By now, most of us are familiar with the ceremony that takes place at the Oscars in January.
There’s the speech that tells the story of the nominees, and then there’s the acceptance speech, which is just the moment you need.
The speech has a few key differences from what’s going on at the ceremony: First, the speech doesn’t have to be perfect.
It’s meant to be a “living memorial” of what the nominees themselves are capable of, and how they can represent the world, which the Oscar organizers have decided is best represented by a single person.
The ceremony also has the added benefit of avoiding some of the usual political gaffes that have plagued this year’s ceremony, like the fact that the nominees have all been nominated for the same awards for nearly a decade.
(There are a few exceptions, like Best Picture winner The Hurt Locker, which was nominated for Best Foreign Language Film for its portrayal of a female protagonist.)
But what you really want to know is: What are the Oscars for?

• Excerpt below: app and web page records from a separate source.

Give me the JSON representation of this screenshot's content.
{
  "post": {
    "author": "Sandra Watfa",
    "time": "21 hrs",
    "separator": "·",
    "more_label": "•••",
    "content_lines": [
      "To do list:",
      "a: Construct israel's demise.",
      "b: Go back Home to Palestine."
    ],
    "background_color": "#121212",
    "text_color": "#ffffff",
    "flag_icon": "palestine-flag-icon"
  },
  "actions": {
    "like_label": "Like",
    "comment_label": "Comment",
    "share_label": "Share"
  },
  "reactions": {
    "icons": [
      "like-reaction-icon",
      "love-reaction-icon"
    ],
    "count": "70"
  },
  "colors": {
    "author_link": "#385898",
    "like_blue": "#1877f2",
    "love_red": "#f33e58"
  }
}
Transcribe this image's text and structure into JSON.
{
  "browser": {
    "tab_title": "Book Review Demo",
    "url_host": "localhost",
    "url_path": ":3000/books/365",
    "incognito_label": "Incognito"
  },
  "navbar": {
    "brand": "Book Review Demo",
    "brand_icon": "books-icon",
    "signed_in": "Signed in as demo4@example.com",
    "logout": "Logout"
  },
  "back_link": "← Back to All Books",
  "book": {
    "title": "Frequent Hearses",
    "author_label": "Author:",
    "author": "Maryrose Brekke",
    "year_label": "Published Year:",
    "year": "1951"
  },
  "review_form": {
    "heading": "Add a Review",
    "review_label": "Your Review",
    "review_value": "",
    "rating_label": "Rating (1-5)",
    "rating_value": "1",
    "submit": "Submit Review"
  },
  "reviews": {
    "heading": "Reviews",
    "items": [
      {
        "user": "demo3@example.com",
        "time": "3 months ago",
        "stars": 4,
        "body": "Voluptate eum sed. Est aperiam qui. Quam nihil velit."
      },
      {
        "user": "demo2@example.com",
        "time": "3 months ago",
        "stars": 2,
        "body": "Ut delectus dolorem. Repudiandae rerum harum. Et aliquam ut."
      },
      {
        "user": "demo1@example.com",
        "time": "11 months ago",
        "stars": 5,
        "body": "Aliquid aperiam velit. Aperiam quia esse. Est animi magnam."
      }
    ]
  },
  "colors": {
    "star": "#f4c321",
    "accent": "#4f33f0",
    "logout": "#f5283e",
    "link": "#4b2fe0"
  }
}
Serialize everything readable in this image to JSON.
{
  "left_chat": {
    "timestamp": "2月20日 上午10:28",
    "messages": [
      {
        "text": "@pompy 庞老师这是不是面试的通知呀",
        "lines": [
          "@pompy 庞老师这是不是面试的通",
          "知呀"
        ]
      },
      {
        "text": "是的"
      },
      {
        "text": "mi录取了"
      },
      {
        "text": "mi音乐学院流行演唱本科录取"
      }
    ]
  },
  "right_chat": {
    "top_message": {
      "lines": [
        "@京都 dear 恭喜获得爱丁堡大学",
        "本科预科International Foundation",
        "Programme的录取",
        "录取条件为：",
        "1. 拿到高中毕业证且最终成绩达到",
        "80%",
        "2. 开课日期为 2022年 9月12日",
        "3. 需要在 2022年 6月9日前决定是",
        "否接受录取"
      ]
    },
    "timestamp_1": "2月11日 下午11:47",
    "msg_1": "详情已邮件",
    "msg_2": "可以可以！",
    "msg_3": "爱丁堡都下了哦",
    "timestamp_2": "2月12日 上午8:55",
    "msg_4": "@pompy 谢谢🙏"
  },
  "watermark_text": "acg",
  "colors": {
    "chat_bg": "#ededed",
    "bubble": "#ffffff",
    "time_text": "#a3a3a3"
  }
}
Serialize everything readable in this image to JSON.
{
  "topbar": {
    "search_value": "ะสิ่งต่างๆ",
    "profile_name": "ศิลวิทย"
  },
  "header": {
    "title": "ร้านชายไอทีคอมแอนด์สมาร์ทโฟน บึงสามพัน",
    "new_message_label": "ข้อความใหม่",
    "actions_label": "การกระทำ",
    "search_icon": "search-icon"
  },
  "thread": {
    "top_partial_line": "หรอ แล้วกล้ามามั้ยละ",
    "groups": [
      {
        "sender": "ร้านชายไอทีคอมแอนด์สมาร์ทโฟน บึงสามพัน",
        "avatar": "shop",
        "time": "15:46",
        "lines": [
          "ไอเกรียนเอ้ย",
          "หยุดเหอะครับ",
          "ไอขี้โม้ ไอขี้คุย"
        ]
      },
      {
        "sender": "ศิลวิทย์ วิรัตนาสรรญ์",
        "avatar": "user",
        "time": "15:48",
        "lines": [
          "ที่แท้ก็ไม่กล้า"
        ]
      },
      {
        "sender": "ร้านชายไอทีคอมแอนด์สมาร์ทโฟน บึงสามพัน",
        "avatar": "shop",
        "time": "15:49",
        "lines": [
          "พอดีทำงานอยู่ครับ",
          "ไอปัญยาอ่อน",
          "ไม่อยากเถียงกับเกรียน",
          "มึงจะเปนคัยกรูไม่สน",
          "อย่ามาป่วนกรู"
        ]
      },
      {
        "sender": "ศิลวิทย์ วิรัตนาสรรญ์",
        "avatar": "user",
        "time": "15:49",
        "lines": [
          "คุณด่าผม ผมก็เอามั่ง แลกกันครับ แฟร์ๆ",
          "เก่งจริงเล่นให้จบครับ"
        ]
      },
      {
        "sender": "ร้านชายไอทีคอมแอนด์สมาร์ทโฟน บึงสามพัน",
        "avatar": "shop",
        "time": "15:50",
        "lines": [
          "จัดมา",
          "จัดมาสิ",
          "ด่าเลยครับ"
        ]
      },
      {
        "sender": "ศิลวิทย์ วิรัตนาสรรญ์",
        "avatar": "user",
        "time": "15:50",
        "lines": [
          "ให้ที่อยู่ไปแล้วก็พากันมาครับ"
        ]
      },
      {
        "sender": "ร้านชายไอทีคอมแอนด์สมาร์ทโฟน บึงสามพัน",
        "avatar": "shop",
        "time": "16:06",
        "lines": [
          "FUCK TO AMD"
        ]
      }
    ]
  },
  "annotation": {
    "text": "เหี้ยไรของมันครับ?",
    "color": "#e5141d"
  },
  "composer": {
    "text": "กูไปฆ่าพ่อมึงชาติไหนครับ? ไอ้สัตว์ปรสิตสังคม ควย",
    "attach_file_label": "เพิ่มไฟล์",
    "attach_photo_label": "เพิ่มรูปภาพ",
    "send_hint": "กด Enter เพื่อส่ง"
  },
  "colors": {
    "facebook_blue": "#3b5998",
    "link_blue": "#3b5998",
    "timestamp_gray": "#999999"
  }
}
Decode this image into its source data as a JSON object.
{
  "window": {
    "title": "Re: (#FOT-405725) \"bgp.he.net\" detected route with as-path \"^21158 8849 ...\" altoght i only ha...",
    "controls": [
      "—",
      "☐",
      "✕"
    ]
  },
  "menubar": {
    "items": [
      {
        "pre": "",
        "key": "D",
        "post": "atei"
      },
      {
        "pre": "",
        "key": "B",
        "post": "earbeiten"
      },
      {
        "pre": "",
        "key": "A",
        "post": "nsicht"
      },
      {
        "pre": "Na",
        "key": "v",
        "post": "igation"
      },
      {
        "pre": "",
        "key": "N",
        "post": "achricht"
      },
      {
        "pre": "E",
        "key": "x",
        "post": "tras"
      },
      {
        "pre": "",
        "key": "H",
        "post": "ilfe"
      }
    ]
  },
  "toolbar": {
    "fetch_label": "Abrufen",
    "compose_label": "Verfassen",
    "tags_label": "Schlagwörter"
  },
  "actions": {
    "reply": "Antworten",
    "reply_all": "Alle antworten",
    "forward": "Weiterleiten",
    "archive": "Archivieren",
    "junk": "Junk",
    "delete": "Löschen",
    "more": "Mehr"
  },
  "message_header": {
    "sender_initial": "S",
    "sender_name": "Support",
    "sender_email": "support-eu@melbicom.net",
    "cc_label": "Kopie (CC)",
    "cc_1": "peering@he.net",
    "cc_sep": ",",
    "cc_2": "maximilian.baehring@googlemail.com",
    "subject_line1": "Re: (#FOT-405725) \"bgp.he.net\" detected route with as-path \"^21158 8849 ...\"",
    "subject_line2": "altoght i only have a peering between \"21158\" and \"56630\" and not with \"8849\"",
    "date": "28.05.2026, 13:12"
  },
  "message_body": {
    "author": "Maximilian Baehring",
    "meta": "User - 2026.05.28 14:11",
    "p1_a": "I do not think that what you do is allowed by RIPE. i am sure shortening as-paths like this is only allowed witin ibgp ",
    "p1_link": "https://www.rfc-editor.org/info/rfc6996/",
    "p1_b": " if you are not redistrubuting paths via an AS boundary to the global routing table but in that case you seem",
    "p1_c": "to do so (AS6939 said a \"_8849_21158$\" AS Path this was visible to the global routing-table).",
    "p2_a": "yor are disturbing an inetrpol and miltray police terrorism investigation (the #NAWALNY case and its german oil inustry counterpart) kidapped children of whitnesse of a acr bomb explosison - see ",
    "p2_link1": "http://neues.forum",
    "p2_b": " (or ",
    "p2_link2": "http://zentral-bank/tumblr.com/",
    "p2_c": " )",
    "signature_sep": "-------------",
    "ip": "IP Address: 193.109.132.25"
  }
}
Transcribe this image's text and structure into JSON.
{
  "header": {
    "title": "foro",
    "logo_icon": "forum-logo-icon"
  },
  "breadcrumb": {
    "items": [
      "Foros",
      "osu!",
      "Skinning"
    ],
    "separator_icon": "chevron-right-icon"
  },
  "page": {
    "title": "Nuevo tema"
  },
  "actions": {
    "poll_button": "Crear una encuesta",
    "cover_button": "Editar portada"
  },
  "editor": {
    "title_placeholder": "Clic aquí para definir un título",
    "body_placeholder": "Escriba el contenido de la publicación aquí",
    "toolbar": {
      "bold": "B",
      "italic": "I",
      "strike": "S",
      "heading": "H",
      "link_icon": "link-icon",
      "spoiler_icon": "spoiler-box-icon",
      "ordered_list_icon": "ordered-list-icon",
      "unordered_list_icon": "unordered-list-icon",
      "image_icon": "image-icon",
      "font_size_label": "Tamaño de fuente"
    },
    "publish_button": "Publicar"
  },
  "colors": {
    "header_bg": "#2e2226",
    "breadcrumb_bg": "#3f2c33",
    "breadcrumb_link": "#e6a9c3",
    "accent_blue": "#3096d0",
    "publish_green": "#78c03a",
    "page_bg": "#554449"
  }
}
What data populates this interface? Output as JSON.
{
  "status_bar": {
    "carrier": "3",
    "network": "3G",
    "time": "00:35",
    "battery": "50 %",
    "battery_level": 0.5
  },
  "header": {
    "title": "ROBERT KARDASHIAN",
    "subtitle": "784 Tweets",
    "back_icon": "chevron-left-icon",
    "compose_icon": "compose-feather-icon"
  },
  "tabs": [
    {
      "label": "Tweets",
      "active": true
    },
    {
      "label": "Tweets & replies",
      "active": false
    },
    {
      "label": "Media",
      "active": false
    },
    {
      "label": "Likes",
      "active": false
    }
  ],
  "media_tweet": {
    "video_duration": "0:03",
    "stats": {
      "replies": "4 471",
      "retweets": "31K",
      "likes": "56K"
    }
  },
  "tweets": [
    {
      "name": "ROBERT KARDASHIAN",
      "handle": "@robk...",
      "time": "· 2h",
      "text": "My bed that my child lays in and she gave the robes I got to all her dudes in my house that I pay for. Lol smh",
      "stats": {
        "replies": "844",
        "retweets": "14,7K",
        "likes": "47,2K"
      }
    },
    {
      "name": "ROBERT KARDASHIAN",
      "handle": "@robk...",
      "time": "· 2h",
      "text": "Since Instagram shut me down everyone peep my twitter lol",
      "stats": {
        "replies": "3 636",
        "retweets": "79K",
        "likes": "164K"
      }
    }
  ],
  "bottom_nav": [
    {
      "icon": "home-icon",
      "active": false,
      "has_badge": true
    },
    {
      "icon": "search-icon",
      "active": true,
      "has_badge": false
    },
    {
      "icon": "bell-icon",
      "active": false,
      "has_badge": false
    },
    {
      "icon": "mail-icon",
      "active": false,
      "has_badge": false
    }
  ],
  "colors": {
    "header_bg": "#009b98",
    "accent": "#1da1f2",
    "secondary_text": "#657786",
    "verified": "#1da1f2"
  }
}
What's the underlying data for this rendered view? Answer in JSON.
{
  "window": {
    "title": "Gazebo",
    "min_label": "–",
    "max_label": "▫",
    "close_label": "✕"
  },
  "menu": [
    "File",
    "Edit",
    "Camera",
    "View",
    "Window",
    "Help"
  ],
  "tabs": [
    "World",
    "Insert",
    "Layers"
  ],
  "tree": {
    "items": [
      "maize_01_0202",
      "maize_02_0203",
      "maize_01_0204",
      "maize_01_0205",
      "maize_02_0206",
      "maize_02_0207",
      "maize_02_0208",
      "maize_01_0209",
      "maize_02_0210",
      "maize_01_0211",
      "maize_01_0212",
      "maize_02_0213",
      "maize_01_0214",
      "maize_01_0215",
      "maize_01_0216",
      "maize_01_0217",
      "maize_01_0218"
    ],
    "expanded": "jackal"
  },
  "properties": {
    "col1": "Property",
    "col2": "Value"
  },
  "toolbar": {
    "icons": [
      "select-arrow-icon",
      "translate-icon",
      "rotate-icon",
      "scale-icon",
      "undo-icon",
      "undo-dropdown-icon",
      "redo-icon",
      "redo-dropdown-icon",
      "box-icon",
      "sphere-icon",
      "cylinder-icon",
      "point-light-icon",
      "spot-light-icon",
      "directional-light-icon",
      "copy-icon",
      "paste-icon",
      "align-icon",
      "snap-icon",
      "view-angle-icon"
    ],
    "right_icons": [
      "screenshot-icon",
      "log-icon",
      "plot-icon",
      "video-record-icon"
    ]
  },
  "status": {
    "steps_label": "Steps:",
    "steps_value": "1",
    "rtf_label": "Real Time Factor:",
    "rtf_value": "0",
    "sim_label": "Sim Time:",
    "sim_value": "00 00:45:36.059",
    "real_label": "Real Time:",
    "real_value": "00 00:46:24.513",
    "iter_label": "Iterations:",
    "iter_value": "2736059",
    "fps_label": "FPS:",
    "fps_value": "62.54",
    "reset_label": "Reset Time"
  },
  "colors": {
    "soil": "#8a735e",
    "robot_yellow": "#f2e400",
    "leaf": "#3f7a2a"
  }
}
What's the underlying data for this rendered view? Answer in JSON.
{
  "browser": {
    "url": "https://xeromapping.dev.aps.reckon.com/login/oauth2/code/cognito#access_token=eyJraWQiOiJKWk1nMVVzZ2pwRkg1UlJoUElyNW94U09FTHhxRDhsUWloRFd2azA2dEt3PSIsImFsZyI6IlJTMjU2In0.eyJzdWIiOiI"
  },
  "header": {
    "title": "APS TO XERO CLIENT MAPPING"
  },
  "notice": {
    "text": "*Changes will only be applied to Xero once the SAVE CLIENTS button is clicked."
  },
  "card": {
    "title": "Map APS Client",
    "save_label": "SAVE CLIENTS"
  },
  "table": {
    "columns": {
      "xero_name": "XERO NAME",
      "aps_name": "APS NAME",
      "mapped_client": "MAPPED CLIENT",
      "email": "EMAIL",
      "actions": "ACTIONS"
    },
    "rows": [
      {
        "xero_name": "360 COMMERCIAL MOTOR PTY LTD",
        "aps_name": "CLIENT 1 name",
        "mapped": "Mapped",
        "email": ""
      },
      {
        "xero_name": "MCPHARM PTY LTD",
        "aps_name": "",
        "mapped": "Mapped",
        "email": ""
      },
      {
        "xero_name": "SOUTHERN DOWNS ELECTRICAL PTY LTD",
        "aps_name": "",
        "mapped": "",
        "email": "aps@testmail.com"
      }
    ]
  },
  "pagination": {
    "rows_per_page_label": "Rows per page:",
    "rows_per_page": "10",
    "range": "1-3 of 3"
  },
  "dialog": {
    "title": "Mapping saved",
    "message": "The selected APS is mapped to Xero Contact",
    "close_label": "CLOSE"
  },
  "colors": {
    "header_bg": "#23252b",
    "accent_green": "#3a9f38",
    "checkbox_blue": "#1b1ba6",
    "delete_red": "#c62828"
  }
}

The Oscars are an award show that the Academy of Motion Picture Arts and Sciences, which administers the Oscars, says is meant to honor, educate, and empower people around the world.
The Oscars can be a good thing.
But they can also be a bad thing.
“The Oscars represent what the world looks like,” the Academy explains on its website.
“It’s not about what you think of, or how you feel about, the film you’re watching.”
That’s why the Oscar ceremony itself is, for all intents and purposes, a living memorial.
The Academy gives out the awards every year, but the ceremony itself itself doesn’t even make its way to the Oscars.
It takes place in front of a live audience of millions of people, and the people in the audience are largely people who work in the entertainment industry.
The actual Oscars ceremony, however, does make it into the ceremony, as the ceremony was originally designed for the world to watch.
It starts with a speech from the Academy’s president, Cheryl Boone Isaacs.
This year, she delivered her speech at the 2014 Academy Awards, where she spoke about her belief that it is a mistake to have a ceremony at the expense of the film industry.
“I want to tell you that if you’re not doing something, you’re doing nothing,” Isaacs said.
“You’re doing what’s right, and that’s how the world will view you.
And if you aren’t doing something right, you can’t be seen to be doing something.
“And that’s the power of the ceremony. “
If you’re taking a stand for something, then you’re also standing up for something,” she continued.
“And that’s the power of the ceremony.
You don’t have that in a film or a play or a song, or a film that’s just an ordinary, normal movie.”
The ceremony itself doesn, however